PROCESSING issues have caused the price of lamb meat to plummet, causing great concern for local farmers.
The COVID-19 pandemic has caused several processing facilities in Victoria to operate at limited capacity, creating a slip in prices.
NSW Farmers president and Guyra farmer James Jackson said the downward trend in prices could pose issues for farmers recovering from drought.
"It would be particularly cruel for producers who have spent a fortune on keeping animals going through the drought to be denied a fair return on the stock they have to market because of labour issues in the processing industry," Mr Jackson said.
"Earlier in the year, lamb prices were sitting around $9 a kilogram, while now they're closer to $5 a kilogram.

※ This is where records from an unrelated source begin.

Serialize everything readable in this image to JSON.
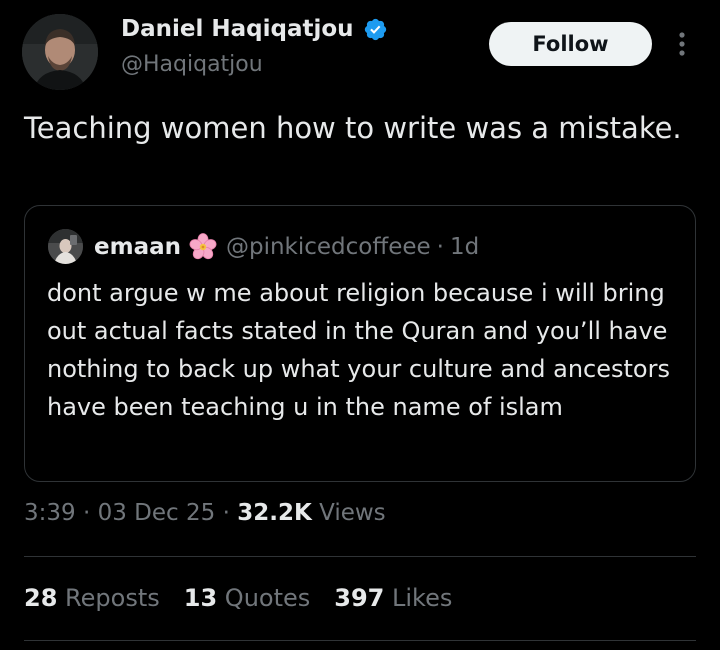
{
  "author": {
    "name": "Daniel Haqiqatjou",
    "handle": "@Haqiqatjou",
    "verified": true,
    "verified_color": "#1d9bf0"
  },
  "follow_button": {
    "label": "Follow"
  },
  "more_icon": "more-vertical-icon",
  "tweet": {
    "text": "Teaching women how to write was a mistake."
  },
  "quoted_tweet": {
    "name": "emaan",
    "emoji": "cherry-blossom-icon",
    "handle": "@pinkicedcoffeee",
    "separator": "·",
    "time": "1d",
    "text": "dont argue w me about religion because i will bring out actual facts stated in the Quran and you’ll have nothing to back up what your culture and ancestors have been teaching u in the name of islam"
  },
  "meta": {
    "time": "3:39",
    "sep1": "·",
    "date": "03 Dec 25",
    "sep2": "·",
    "views_count": "32.2K",
    "views_label": "Views"
  },
  "stats": {
    "reposts_count": "28",
    "reposts_label": "Reposts",
    "quotes_count": "13",
    "quotes_label": "Quotes",
    "likes_count": "397",
    "likes_label": "Likes"
  },
  "colors": {
    "background": "#000000",
    "primary_text": "#e7e9ea",
    "secondary_text": "#71767b",
    "border": "#2f3336",
    "follow_bg": "#eff3f4"
  }
}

"Producers who purchased store lambs earlier in the year are also set to lose out, facing much lower market prices despite fattening and improving the stock."
Mr Jackson's comments come after one of the country's biggest beef processors Teys expressed concerns about record-high job vacancies at its sites across Australia.

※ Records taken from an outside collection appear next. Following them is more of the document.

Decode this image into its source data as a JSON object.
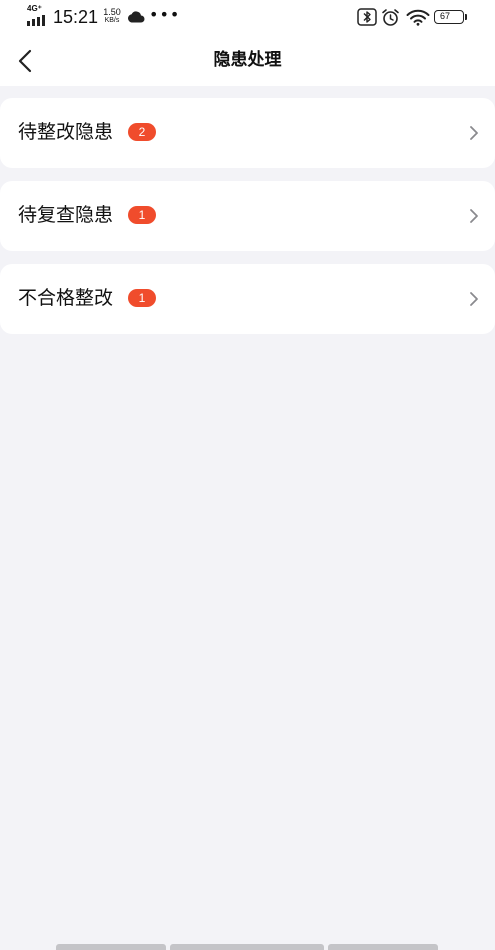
{
  "status_bar": {
    "network": "4G⁺",
    "time": "15:21",
    "speed_value": "1.50",
    "speed_unit": "KB/s",
    "more": "•••",
    "battery_level": "67",
    "icons": [
      "signal-icon",
      "cloud-icon",
      "bluetooth-icon",
      "alarm-icon",
      "wifi-icon",
      "battery-icon"
    ]
  },
  "header": {
    "title": "隐患处理",
    "back_icon": "chevron-left-icon"
  },
  "items": [
    {
      "label": "待整改隐患",
      "count": "2"
    },
    {
      "label": "待复查隐患",
      "count": "1"
    },
    {
      "label": "不合格整改",
      "count": "1"
    }
  ],
  "colors": {
    "badge": "#f04c2c",
    "background": "#f3f3f7",
    "card": "#ffffff"
  }
}
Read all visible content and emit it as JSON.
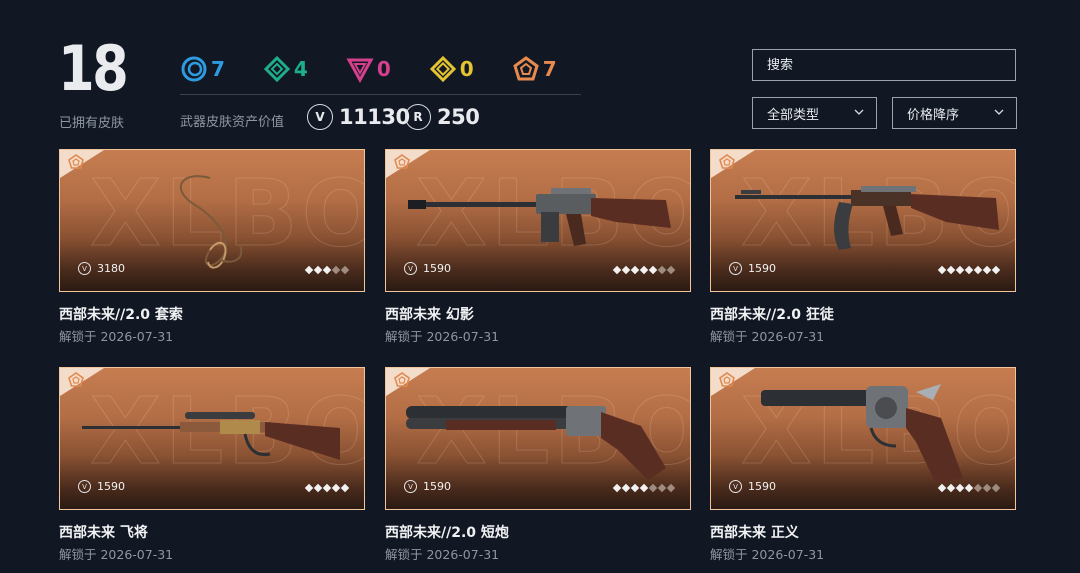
{
  "header": {
    "owned_count": "18",
    "owned_label": "已拥有皮肤",
    "value_label": "武器皮肤资产价值",
    "tiers": [
      {
        "name": "select-tier-icon",
        "count": "7",
        "color": "#2e9be0"
      },
      {
        "name": "deluxe-tier-icon",
        "count": "4",
        "color": "#1eae8c"
      },
      {
        "name": "premium-tier-icon",
        "count": "0",
        "color": "#d63f8c"
      },
      {
        "name": "exclusive-tier-icon",
        "count": "0",
        "color": "#e5c431"
      },
      {
        "name": "ultra-tier-icon",
        "count": "7",
        "color": "#e88a4f"
      }
    ],
    "vp_icon_glyph": "V",
    "vp_value": "11130",
    "rp_icon_glyph": "R",
    "rp_value": "250"
  },
  "controls": {
    "search_placeholder": "搜索",
    "type_filter": "全部类型",
    "sort_order": "价格降序"
  },
  "card_price_icon_glyph": "V",
  "skins": [
    {
      "name": "西部未来//2.0 套索",
      "unlock": "解锁于 2026-07-31",
      "price": "3180",
      "level": 3,
      "max_level": 5,
      "weapon": "lasso"
    },
    {
      "name": "西部未来 幻影",
      "unlock": "解锁于 2026-07-31",
      "price": "1590",
      "level": 5,
      "max_level": 7,
      "weapon": "rifle"
    },
    {
      "name": "西部未来//2.0 狂徒",
      "unlock": "解锁于 2026-07-31",
      "price": "1590",
      "level": 7,
      "max_level": 7,
      "weapon": "ak"
    },
    {
      "name": "西部未来 飞将",
      "unlock": "解锁于 2026-07-31",
      "price": "1590",
      "level": 5,
      "max_level": 5,
      "weapon": "sniper"
    },
    {
      "name": "西部未来//2.0 短炮",
      "unlock": "解锁于 2026-07-31",
      "price": "1590",
      "level": 4,
      "max_level": 7,
      "weapon": "shotgun"
    },
    {
      "name": "西部未来 正义",
      "unlock": "解锁于 2026-07-31",
      "price": "1590",
      "level": 4,
      "max_level": 7,
      "weapon": "revolver"
    }
  ]
}
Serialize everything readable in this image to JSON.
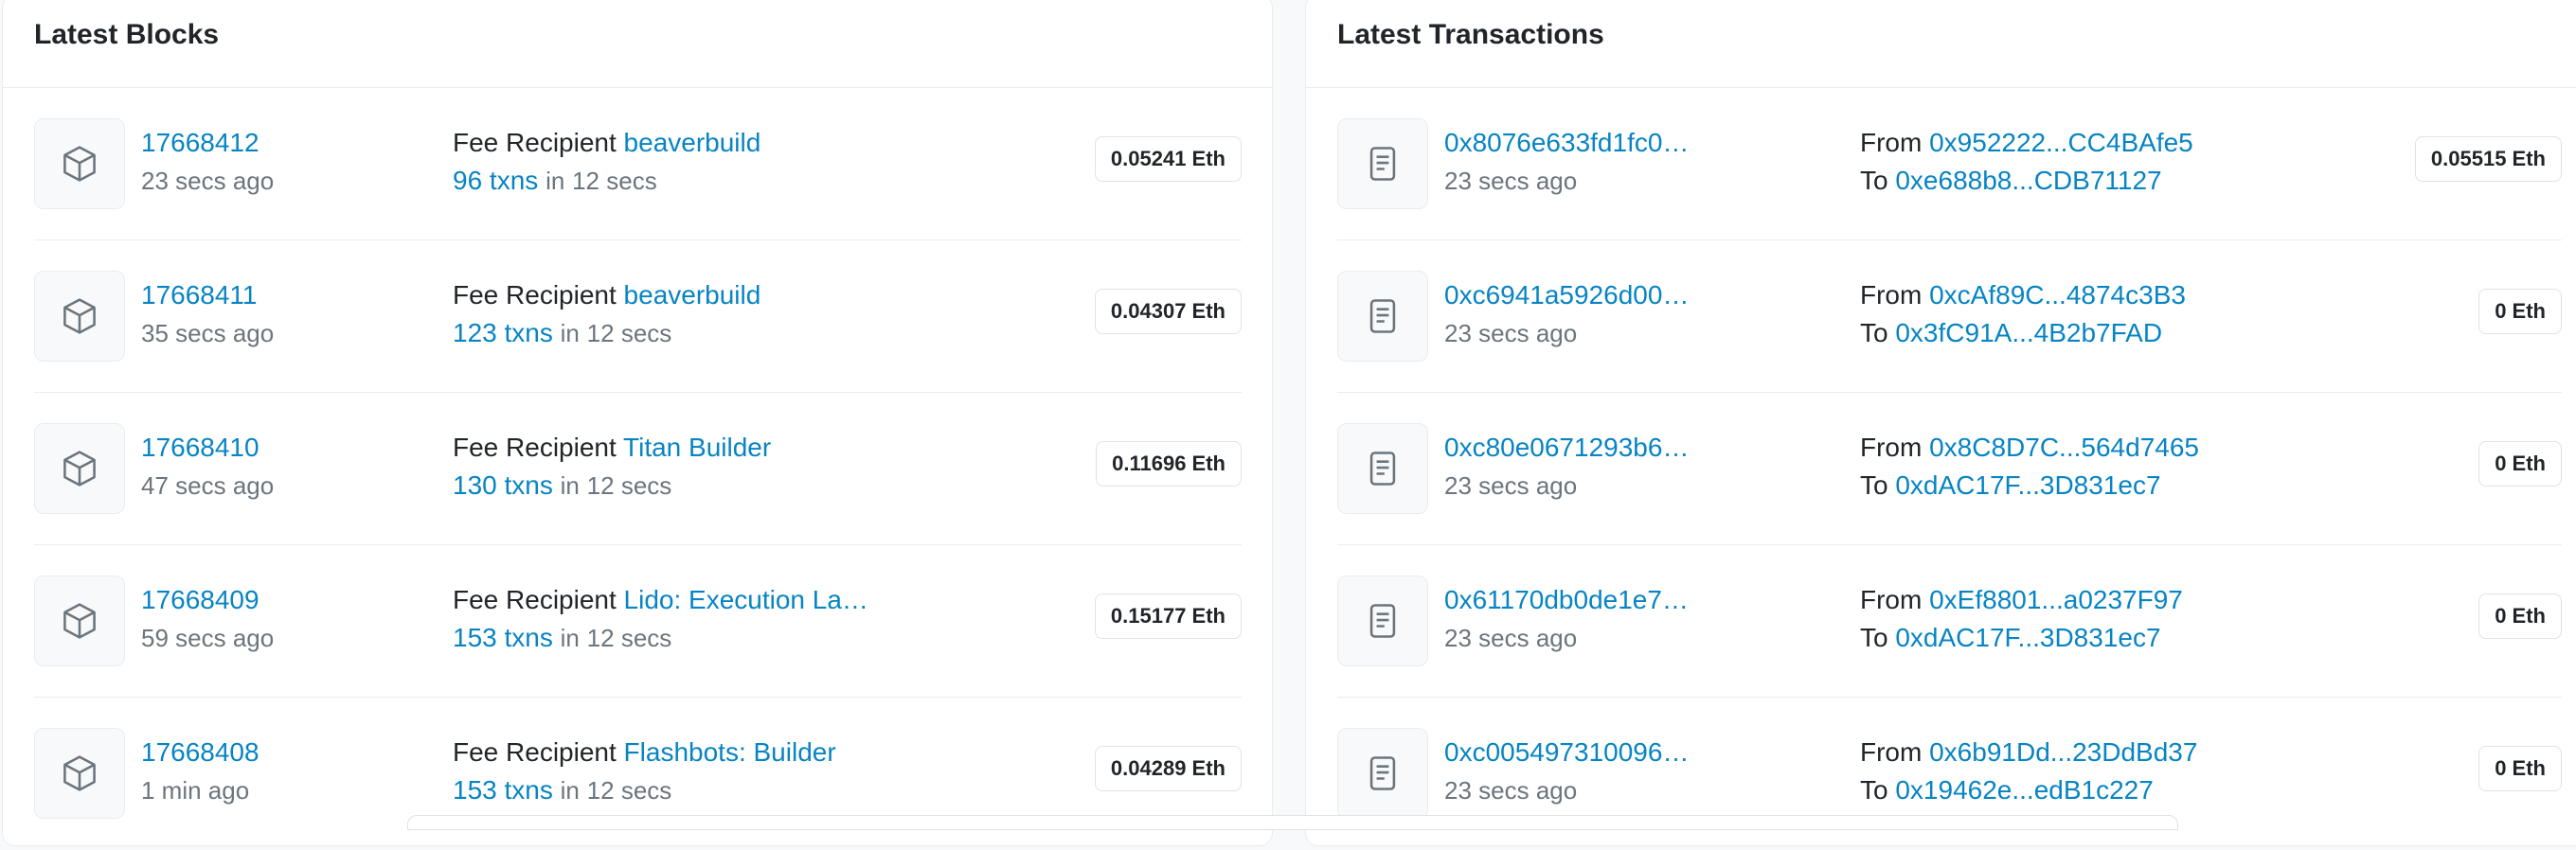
{
  "blocks": {
    "title": "Latest Blocks",
    "fee_recipient_label": "Fee Recipient",
    "in_label": "in",
    "items": [
      {
        "number": "17668412",
        "age": "23 secs ago",
        "recipient": "beaverbuild",
        "txns": "96 txns",
        "duration": "12 secs",
        "reward": "0.05241 Eth"
      },
      {
        "number": "17668411",
        "age": "35 secs ago",
        "recipient": "beaverbuild",
        "txns": "123 txns",
        "duration": "12 secs",
        "reward": "0.04307 Eth"
      },
      {
        "number": "17668410",
        "age": "47 secs ago",
        "recipient": "Titan Builder",
        "txns": "130 txns",
        "duration": "12 secs",
        "reward": "0.11696 Eth"
      },
      {
        "number": "17668409",
        "age": "59 secs ago",
        "recipient": "Lido: Execution La…",
        "txns": "153 txns",
        "duration": "12 secs",
        "reward": "0.15177 Eth"
      },
      {
        "number": "17668408",
        "age": "1 min ago",
        "recipient": "Flashbots: Builder",
        "txns": "153 txns",
        "duration": "12 secs",
        "reward": "0.04289 Eth"
      }
    ]
  },
  "transactions": {
    "title": "Latest Transactions",
    "from_label": "From",
    "to_label": "To",
    "items": [
      {
        "hash": "0x8076e633fd1fc0…",
        "age": "23 secs ago",
        "from": "0x952222...CC4BAfe5",
        "to": "0xe688b8...CDB71127",
        "value": "0.05515 Eth"
      },
      {
        "hash": "0xc6941a5926d00…",
        "age": "23 secs ago",
        "from": "0xcAf89C...4874c3B3",
        "to": "0x3fC91A...4B2b7FAD",
        "value": "0 Eth"
      },
      {
        "hash": "0xc80e0671293b6…",
        "age": "23 secs ago",
        "from": "0x8C8D7C...564d7465",
        "to": "0xdAC17F...3D831ec7",
        "value": "0 Eth"
      },
      {
        "hash": "0x61170db0de1e7…",
        "age": "23 secs ago",
        "from": "0xEf8801...a0237F97",
        "to": "0xdAC17F...3D831ec7",
        "value": "0 Eth"
      },
      {
        "hash": "0xc005497310096…",
        "age": "23 secs ago",
        "from": "0x6b91Dd...23DdBd37",
        "to": "0x19462e...edB1c227",
        "value": "0 Eth"
      }
    ]
  },
  "icons": {
    "block": "cube-icon",
    "transaction": "document-icon"
  },
  "colors": {
    "link": "#0784c3",
    "muted": "#6c757d",
    "border": "#e9ecef"
  }
}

"A high percentage of workers in processing plants are from overseas on short term visas and the crisis has meant some are no longer able to stay in Australia," Mr Jackson said.
"We need appropriate permit systems for agriculture to ensure flow of workforce across borders, and we need solutions around entry visas."

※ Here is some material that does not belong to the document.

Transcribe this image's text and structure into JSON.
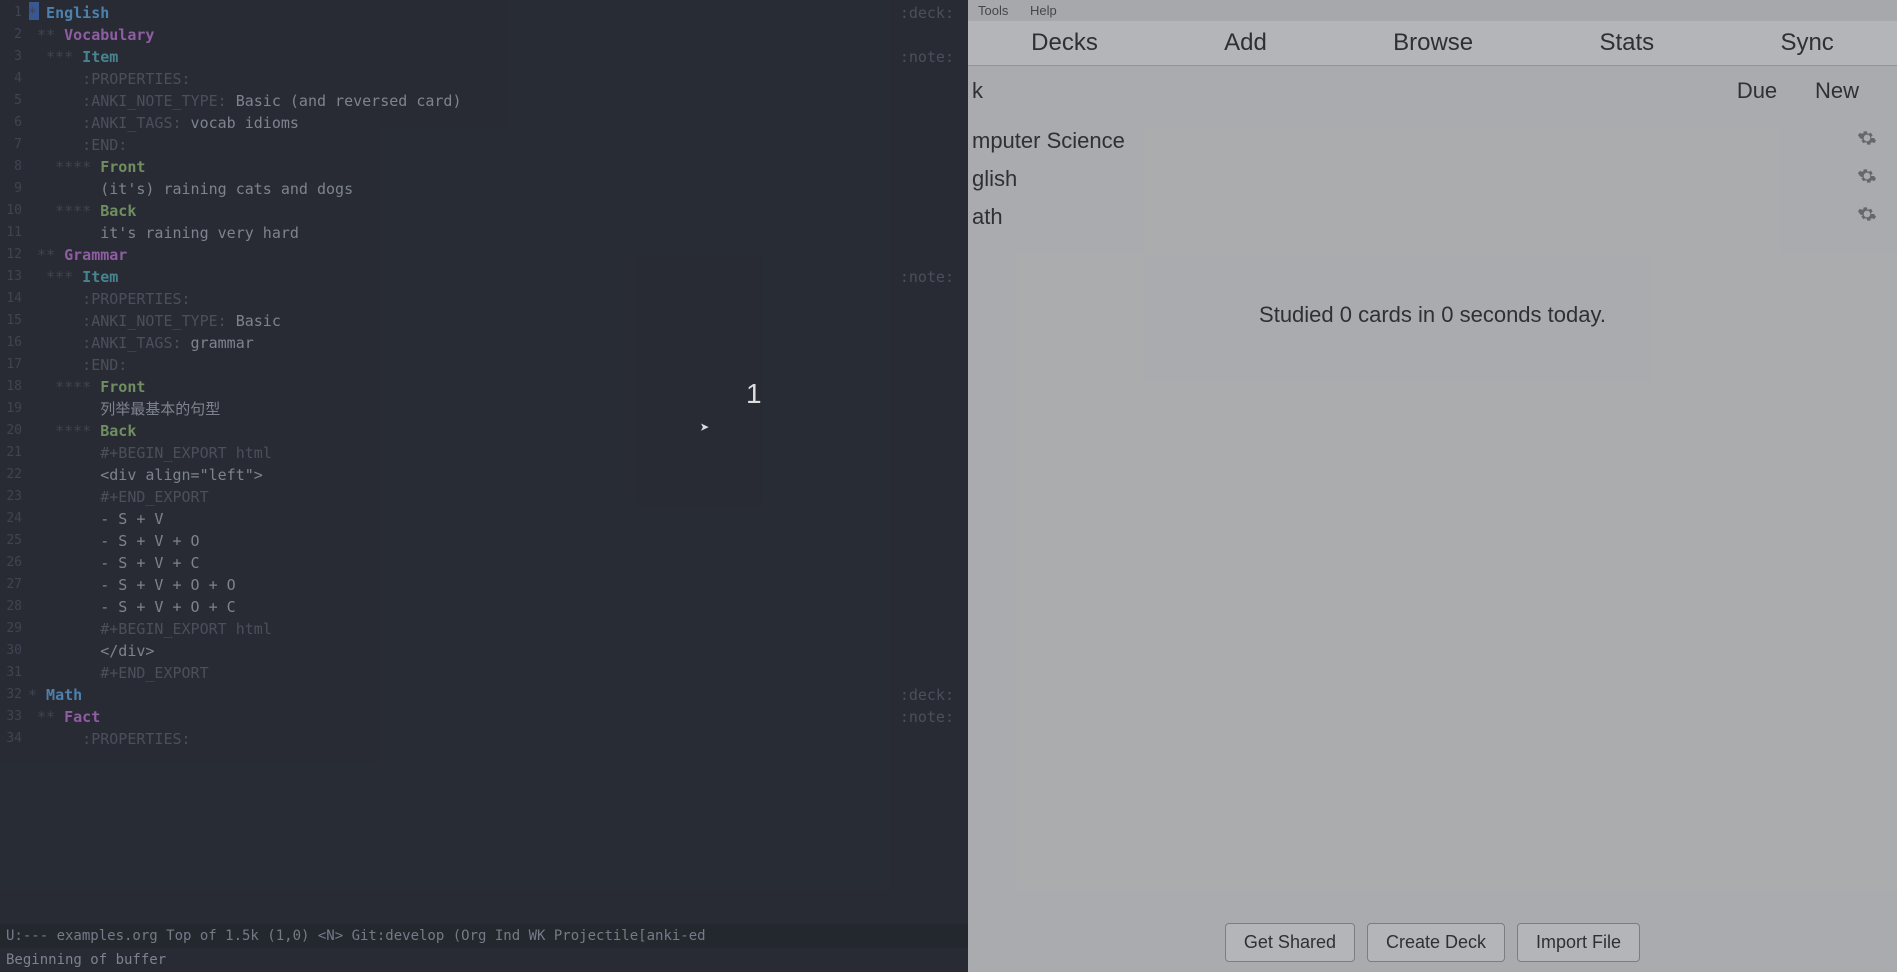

Teys manager of corporate and industry affairs John Langbridge said the high number of job vacancies, of which 30 are at its Tamworth site, was because unemployed people are opting to go on JobSeeker instead.
"JobSeeker was a good temporary measure to support the economy but Teys feels as though it is now competing with the government for workers," Mr Langbridge said.
"There are many pathways for advancement in this industry and we also offer training programs that can upskill workers into better paying jobs.
"Processing plants are not what many expect, in the food manufacturing sector, hygiene and food safety is paramount, so this ensures a high-quality work environment."
However, Elders stock agent John Goudge said the local market was not all doom and gloom.
"I suppose we are all in a bit of uncertainty at the moment and we are all hoping things get back to normal," Mr Goudge said.
"The lamb job has gotten a bit cheaper because there has been an influx of sucker lambs coming through the market, especially in the south.
"We produce a top-quality product in Australia and I think the greatest thing that affects our supply is the season, with a good season like we're having means we'll be in for a good year."